* _Exercise aim_
How many of the lines below hold the string "label"? Say only the number.

* * *

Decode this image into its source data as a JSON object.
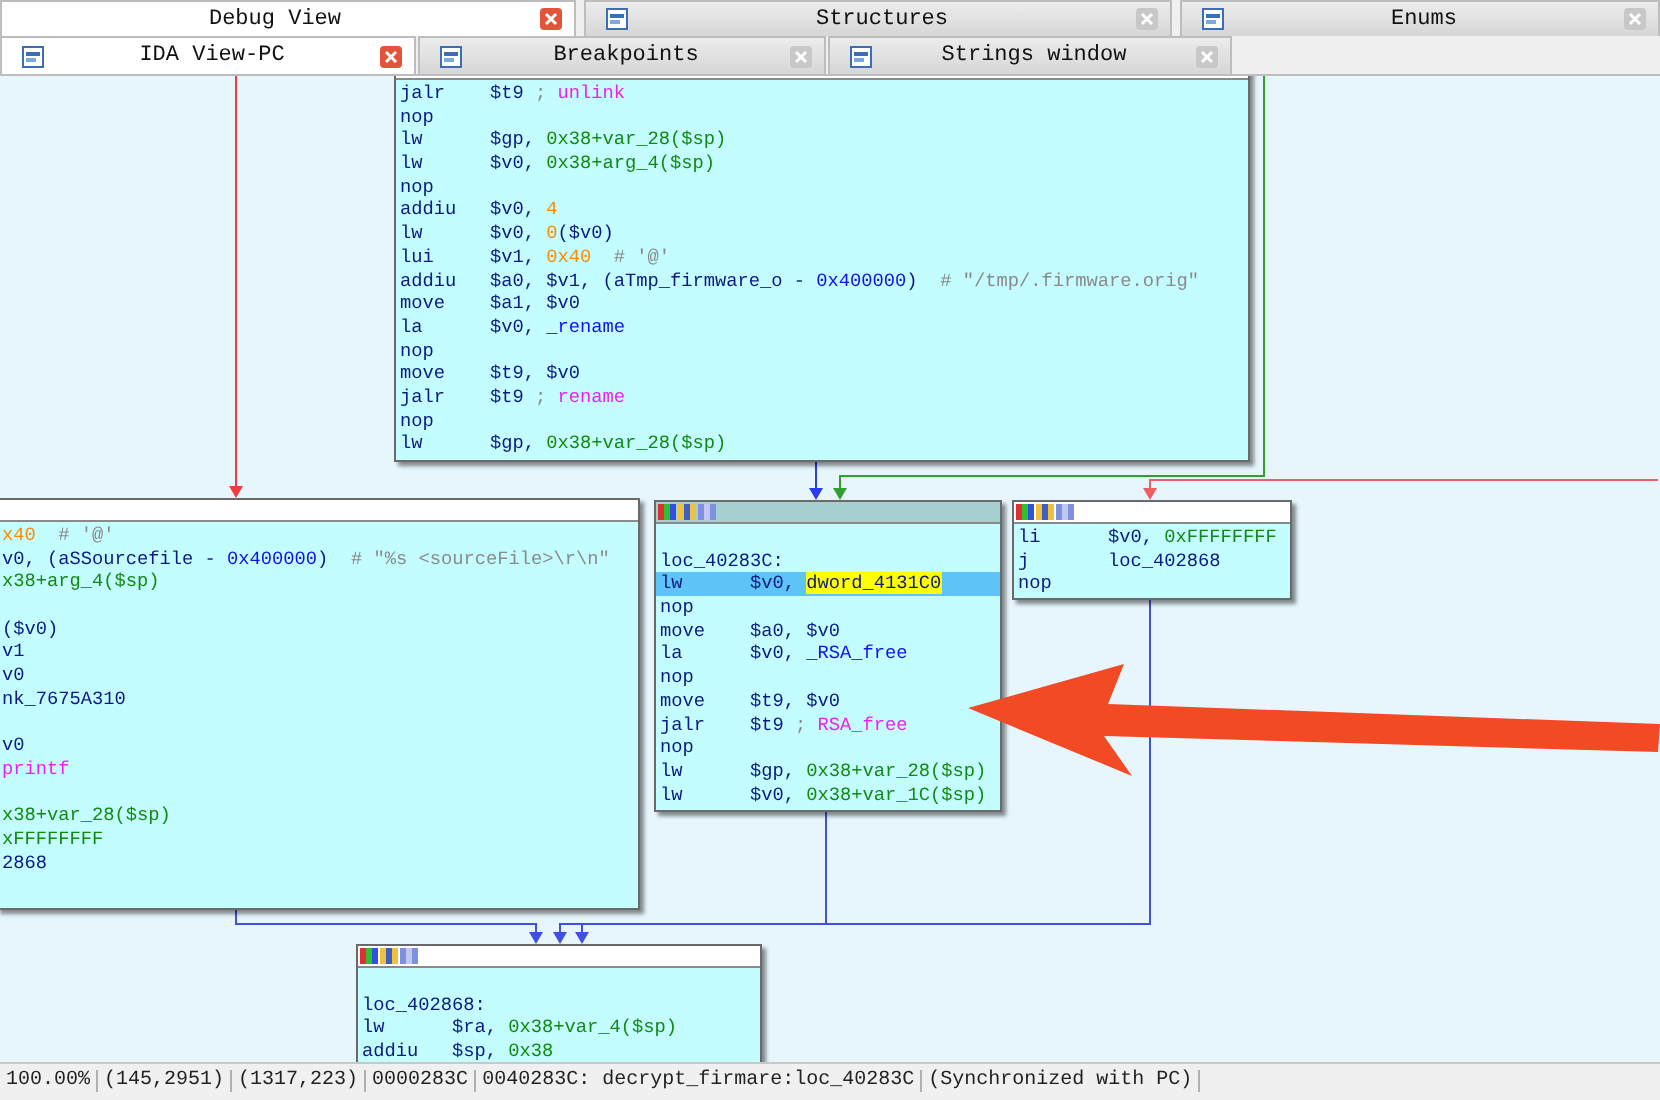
{
  "tabs_top": [
    {
      "label": "Debug View",
      "selected": true
    },
    {
      "label": "Structures",
      "selected": false
    },
    {
      "label": "Enums",
      "selected": false
    }
  ],
  "tabs_bottom": [
    {
      "label": "IDA View-PC",
      "selected": true
    },
    {
      "label": "Breakpoints",
      "selected": false
    },
    {
      "label": "Strings window",
      "selected": false
    }
  ],
  "graph": {
    "nodes": [
      {
        "selected": false,
        "lines": [
          {
            "kind": "code",
            "selected": false,
            "segments": [
              {
                "text": "jalr",
                "kind": "mn"
              },
              {
                "text": "$t9",
                "kind": "ins"
              },
              {
                "text": " ; ",
                "kind": "cmt"
              },
              {
                "text": "unlink",
                "kind": "imp"
              }
            ]
          },
          {
            "kind": "code",
            "selected": false,
            "segments": [
              {
                "text": "nop",
                "kind": "mn"
              }
            ]
          },
          {
            "kind": "code",
            "selected": false,
            "segments": [
              {
                "text": "lw",
                "kind": "mn"
              },
              {
                "text": "$gp, ",
                "kind": "ins"
              },
              {
                "text": "0x38+var_28($sp)",
                "kind": "off"
              }
            ]
          },
          {
            "kind": "code",
            "selected": false,
            "segments": [
              {
                "text": "lw",
                "kind": "mn"
              },
              {
                "text": "$v0, ",
                "kind": "ins"
              },
              {
                "text": "0x38+arg_4($sp)",
                "kind": "off"
              }
            ]
          },
          {
            "kind": "code",
            "selected": false,
            "segments": [
              {
                "text": "nop",
                "kind": "mn"
              }
            ]
          },
          {
            "kind": "code",
            "selected": false,
            "segments": [
              {
                "text": "addiu",
                "kind": "mn"
              },
              {
                "text": "$v0, ",
                "kind": "ins"
              },
              {
                "text": "4",
                "kind": "num"
              }
            ]
          },
          {
            "kind": "code",
            "selected": false,
            "segments": [
              {
                "text": "lw",
                "kind": "mn"
              },
              {
                "text": "$v0, ",
                "kind": "ins"
              },
              {
                "text": "0",
                "kind": "num"
              },
              {
                "text": "($v0)",
                "kind": "ins"
              }
            ]
          },
          {
            "kind": "code",
            "selected": false,
            "segments": [
              {
                "text": "lui",
                "kind": "mn"
              },
              {
                "text": "$v1, ",
                "kind": "ins"
              },
              {
                "text": "0x40",
                "kind": "num"
              },
              {
                "text": "  # '@'",
                "kind": "cmt"
              }
            ]
          },
          {
            "kind": "code",
            "selected": false,
            "segments": [
              {
                "text": "addiu",
                "kind": "mn"
              },
              {
                "text": "$a0, $v1, (aTmp_firmware_o - ",
                "kind": "ins"
              },
              {
                "text": "0x400000",
                "kind": "sym"
              },
              {
                "text": ")",
                "kind": "ins"
              },
              {
                "text": "  # \"/tmp/.firmware.orig\"",
                "kind": "cmt"
              }
            ]
          },
          {
            "kind": "code",
            "selected": false,
            "segments": [
              {
                "text": "move",
                "kind": "mn"
              },
              {
                "text": "$a1, $v0",
                "kind": "ins"
              }
            ]
          },
          {
            "kind": "code",
            "selected": false,
            "segments": [
              {
                "text": "la",
                "kind": "mn"
              },
              {
                "text": "$v0, ",
                "kind": "ins"
              },
              {
                "text": "_rename",
                "kind": "sym"
              }
            ]
          },
          {
            "kind": "code",
            "selected": false,
            "segments": [
              {
                "text": "nop",
                "kind": "mn"
              }
            ]
          },
          {
            "kind": "code",
            "selected": false,
            "segments": [
              {
                "text": "move",
                "kind": "mn"
              },
              {
                "text": "$t9, $v0",
                "kind": "ins"
              }
            ]
          },
          {
            "kind": "code",
            "selected": false,
            "segments": [
              {
                "text": "jalr",
                "kind": "mn"
              },
              {
                "text": "$t9",
                "kind": "ins"
              },
              {
                "text": " ; ",
                "kind": "cmt"
              },
              {
                "text": "rename",
                "kind": "imp"
              }
            ]
          },
          {
            "kind": "code",
            "selected": false,
            "segments": [
              {
                "text": "nop",
                "kind": "mn"
              }
            ]
          },
          {
            "kind": "code",
            "selected": false,
            "segments": [
              {
                "text": "lw",
                "kind": "mn"
              },
              {
                "text": "$gp, ",
                "kind": "ins"
              },
              {
                "text": "0x38+var_28($sp)",
                "kind": "off"
              }
            ]
          }
        ]
      },
      {
        "selected": false,
        "toolbar_icons": false,
        "lines": [
          {
            "kind": "code",
            "selected": false,
            "segments": [
              {
                "text": "x40",
                "kind": "num"
              },
              {
                "text": "  # '@'",
                "kind": "cmt"
              }
            ]
          },
          {
            "kind": "code",
            "selected": false,
            "segments": [
              {
                "text": "v0, (aSSourcefile - ",
                "kind": "ins"
              },
              {
                "text": "0x400000",
                "kind": "sym"
              },
              {
                "text": ")",
                "kind": "ins"
              },
              {
                "text": "  # \"%s <sourceFile>\\r\\n\"",
                "kind": "cmt"
              }
            ]
          },
          {
            "kind": "code",
            "selected": false,
            "segments": [
              {
                "text": "x38+arg_4($sp)",
                "kind": "off"
              }
            ]
          },
          {
            "kind": "blank"
          },
          {
            "kind": "code",
            "selected": false,
            "segments": [
              {
                "text": "($v0)",
                "kind": "ins"
              }
            ]
          },
          {
            "kind": "code",
            "selected": false,
            "segments": [
              {
                "text": "v1",
                "kind": "ins"
              }
            ]
          },
          {
            "kind": "code",
            "selected": false,
            "segments": [
              {
                "text": "v0",
                "kind": "ins"
              }
            ]
          },
          {
            "kind": "code",
            "selected": false,
            "segments": [
              {
                "text": "nk_7675A310",
                "kind": "ins"
              }
            ]
          },
          {
            "kind": "blank"
          },
          {
            "kind": "code",
            "selected": false,
            "segments": [
              {
                "text": "v0",
                "kind": "ins"
              }
            ]
          },
          {
            "kind": "code",
            "selected": false,
            "segments": [
              {
                "text": "printf",
                "kind": "imp"
              }
            ]
          },
          {
            "kind": "blank"
          },
          {
            "kind": "code",
            "selected": false,
            "segments": [
              {
                "text": "x38+var_28($sp)",
                "kind": "off"
              }
            ]
          },
          {
            "kind": "code",
            "selected": false,
            "segments": [
              {
                "text": "xFFFFFFFF",
                "kind": "off"
              }
            ]
          },
          {
            "kind": "code",
            "selected": false,
            "segments": [
              {
                "text": "2868",
                "kind": "ins"
              }
            ]
          }
        ]
      },
      {
        "selected": true,
        "toolbar_icons": true,
        "lines": [
          {
            "kind": "blank"
          },
          {
            "kind": "code",
            "selected": false,
            "segments": [
              {
                "text": "loc_40283C:",
                "kind": "ins"
              }
            ]
          },
          {
            "kind": "code",
            "selected": true,
            "segments": [
              {
                "text": "lw",
                "kind": "mn"
              },
              {
                "text": "$v0, ",
                "kind": "ins"
              },
              {
                "text": "dword_4131C0",
                "kind": "hl"
              }
            ]
          },
          {
            "kind": "code",
            "selected": false,
            "segments": [
              {
                "text": "nop",
                "kind": "mn"
              }
            ]
          },
          {
            "kind": "code",
            "selected": false,
            "segments": [
              {
                "text": "move",
                "kind": "mn"
              },
              {
                "text": "$a0, $v0",
                "kind": "ins"
              }
            ]
          },
          {
            "kind": "code",
            "selected": false,
            "segments": [
              {
                "text": "la",
                "kind": "mn"
              },
              {
                "text": "$v0, ",
                "kind": "ins"
              },
              {
                "text": "_RSA_free",
                "kind": "sym"
              }
            ]
          },
          {
            "kind": "code",
            "selected": false,
            "segments": [
              {
                "text": "nop",
                "kind": "mn"
              }
            ]
          },
          {
            "kind": "code",
            "selected": false,
            "segments": [
              {
                "text": "move",
                "kind": "mn"
              },
              {
                "text": "$t9, $v0",
                "kind": "ins"
              }
            ]
          },
          {
            "kind": "code",
            "selected": false,
            "segments": [
              {
                "text": "jalr",
                "kind": "mn"
              },
              {
                "text": "$t9",
                "kind": "ins"
              },
              {
                "text": " ; ",
                "kind": "cmt"
              },
              {
                "text": "RSA_free",
                "kind": "imp"
              }
            ]
          },
          {
            "kind": "code",
            "selected": false,
            "segments": [
              {
                "text": "nop",
                "kind": "mn"
              }
            ]
          },
          {
            "kind": "code",
            "selected": false,
            "segments": [
              {
                "text": "lw",
                "kind": "mn"
              },
              {
                "text": "$gp, ",
                "kind": "ins"
              },
              {
                "text": "0x38+var_28($sp)",
                "kind": "off"
              }
            ]
          },
          {
            "kind": "code",
            "selected": false,
            "segments": [
              {
                "text": "lw",
                "kind": "mn"
              },
              {
                "text": "$v0, ",
                "kind": "ins"
              },
              {
                "text": "0x38+var_1C($sp)",
                "kind": "off"
              }
            ]
          }
        ]
      },
      {
        "selected": false,
        "toolbar_icons": true,
        "lines": [
          {
            "kind": "code",
            "selected": false,
            "segments": [
              {
                "text": "li",
                "kind": "mn"
              },
              {
                "text": "$v0, ",
                "kind": "ins"
              },
              {
                "text": "0xFFFFFFFF",
                "kind": "off"
              }
            ]
          },
          {
            "kind": "code",
            "selected": false,
            "segments": [
              {
                "text": "j",
                "kind": "mn"
              },
              {
                "text": "loc_402868",
                "kind": "ins"
              }
            ]
          },
          {
            "kind": "code",
            "selected": false,
            "segments": [
              {
                "text": "nop",
                "kind": "mn"
              }
            ]
          }
        ]
      },
      {
        "selected": false,
        "toolbar_icons": true,
        "lines": [
          {
            "kind": "blank"
          },
          {
            "kind": "code",
            "selected": false,
            "segments": [
              {
                "text": "loc_402868:",
                "kind": "ins"
              }
            ]
          },
          {
            "kind": "code",
            "selected": false,
            "segments": [
              {
                "text": "lw",
                "kind": "mn"
              },
              {
                "text": "$ra, ",
                "kind": "ins"
              },
              {
                "text": "0x38+var_4($sp)",
                "kind": "off"
              }
            ]
          },
          {
            "kind": "code",
            "selected": false,
            "segments": [
              {
                "text": "addiu",
                "kind": "mn"
              },
              {
                "text": "$sp, ",
                "kind": "ins"
              },
              {
                "text": "0x38",
                "kind": "off"
              }
            ]
          }
        ]
      }
    ]
  },
  "status_bar": [
    "100.00%",
    "(145,2951)",
    "(1317,223)",
    "0000283C",
    "0040283C: decrypt_firmare:loc_40283C",
    "(Synchronized with PC)"
  ]
}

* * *

* _Solution to the problem_
6